Dr. (Soc.Sc.) Kalle Toiskallio

1 the context attribute list socio spatial attributes
1. The Context Attribute List(Socio-spatial attributes)
  • Main categories

A) User and social relations

B) Tasks and psychological factors

C) Environmental aspects

Dr. (Soc.Sc.) Kalle Toiskallio

a user and social relations
A) User and social relations
  • social comparison
  • (presented) social identity
  • member vs. reference group
  • several simultaneous goals
  • intra- or inter-organisational tensions

Dr. (Soc.Sc.) Kalle Toiskallio

example of a context attribute
Example of A Context Attribute

Dr. (Soc.Sc.) Kalle Toiskallio

b tasks and psychological factors
B) Tasks and psychological factors
  • level of preparedness
  • frequent vs singular use
  • group vs individual use
  • single vs multi task
  • intensity and tempo of user (possibly as non-task based)
  • inner or outer motivation (to reach the goal)
  • level of habitualization
  • intensity of the task

Dr. (Soc.Sc.) Kalle Toiskallio

c environmental aspects
C) Environmental aspects
  • traffic modes
  • level of publicity of the place
  • ”proper” use of the place
  • pre-suppositions of the place
  • visual/haptic environment
  • auditive env.: ”pluralistic”/”monoteistic” one
  • time tables (and time shifts in global scale)

Dr. (Soc.Sc.) Kalle Toiskallio

the process analysis analysis framework for action processes in context
TheProcess AnalysisAnalysis-framework for action processes in context
  • The analysis frame has 1+6 viewpoints

Dr. (Soc.Sc.) Kalle Toiskallio

starting point of the process analysis
Starting point of The Process Analysis
  • Description of observed (original) action (in column 3)
  • Goal: during the analysis, the action process is iterated towards a hypothetical, “best” possible process
  • In the following the meaning of the 7 viewpoints are declared

Dr. (Soc.Sc.) Kalle Toiskallio

context attributes
Context attributes
  • Context attributes frame the recognizable states of actions
    • The Context Attribute List helps to

recognize the relevant attributes

      • Naturally, also case-specific attributes can be formulated
    • Other characteristic(s) of an event

Dr. (Soc.Sc.) Kalle Toiskallio

context transition
Context transition
  • Context transition: describes transitions between phases of actions
  • Changes in phases of actions help to recognize contexts

Dr. (Soc.Sc.) Kalle Toiskallio

transitory contexts
Transitory contexts
  • moving from member group to reference group
  • from single to multi use
  • changes in integrity
  • from one situational role to another
  • from a certain space to another kind of
  • changes in visual, haptic or informative environment
  • from single use to frequent use
  • from focused to diversified task
  • change of traffic mode
  • from accustomed use to unsure use
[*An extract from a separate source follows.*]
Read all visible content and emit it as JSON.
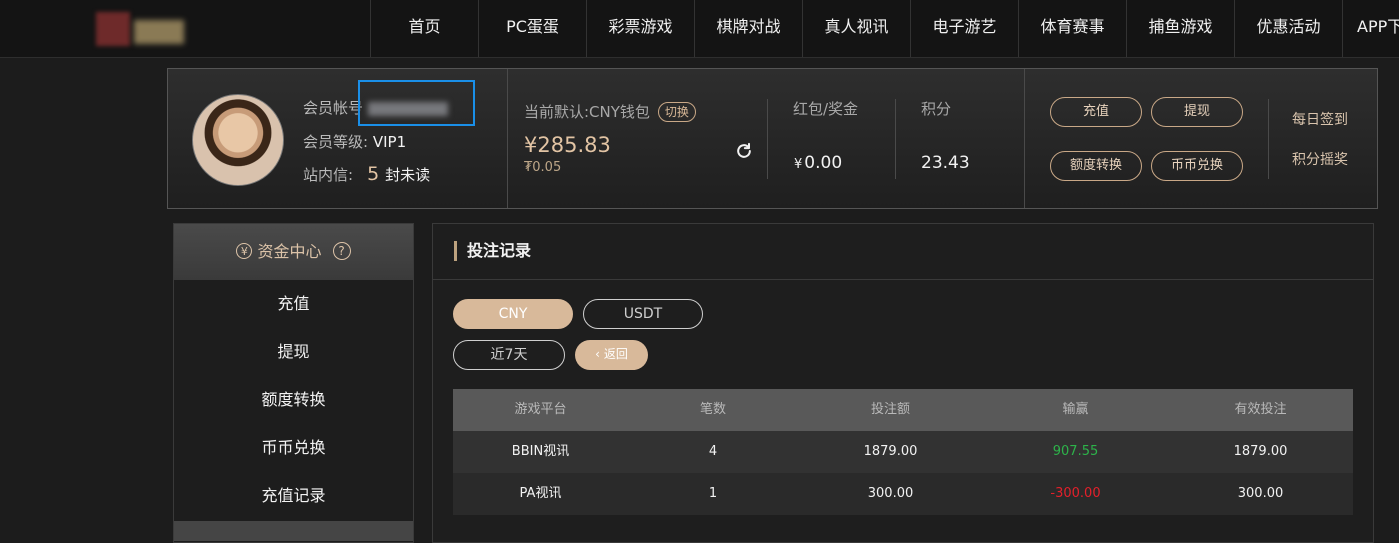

Dr. (Soc.Sc.) Kalle Toiskallio

signal of change
Signal of change
  • Signals of change in interaction between users and system
  • Visible to both machine and user

Dr. (Soc.Sc.) Kalle Toiskallio

signals visible only to the user
Signals visible only to the user
  • Visible and interpreted by user(s), but not available to the machine

Dr. (Soc.Sc.) Kalle Toiskallio

signals to the system
Signals to the system
  • Not visible to user but device
  • visibility of signal-based logic to user

Dr. (Soc.Sc.) Kalle Toiskallio

design notes
Design notes
  • Ideas created during the analysis process
  • Controversies in context signals visible to user and system
  • Design notes are then included into the next iteration of action proces
  • Design notes can be used when writing use cases and requirement specifications

Dr. (Soc.Sc.) Kalle Toiskallio

the iterative process of analysis
The iterative process of analysis
  • Realistic scenario/narrative/story representing synthesis of empirical (qualitative) data and retrospective experiences (first located in the column 3)
  • Analysing this scenario in column 3 by six viewpoints (attributes, transition, signals of change; to user; to system, and design notes)
  • After incorporation of these design ideas, second version of scenario can be written (conversing thus the previous scenario in column 3)

Dr. (Soc.Sc.) Kalle Toiskallio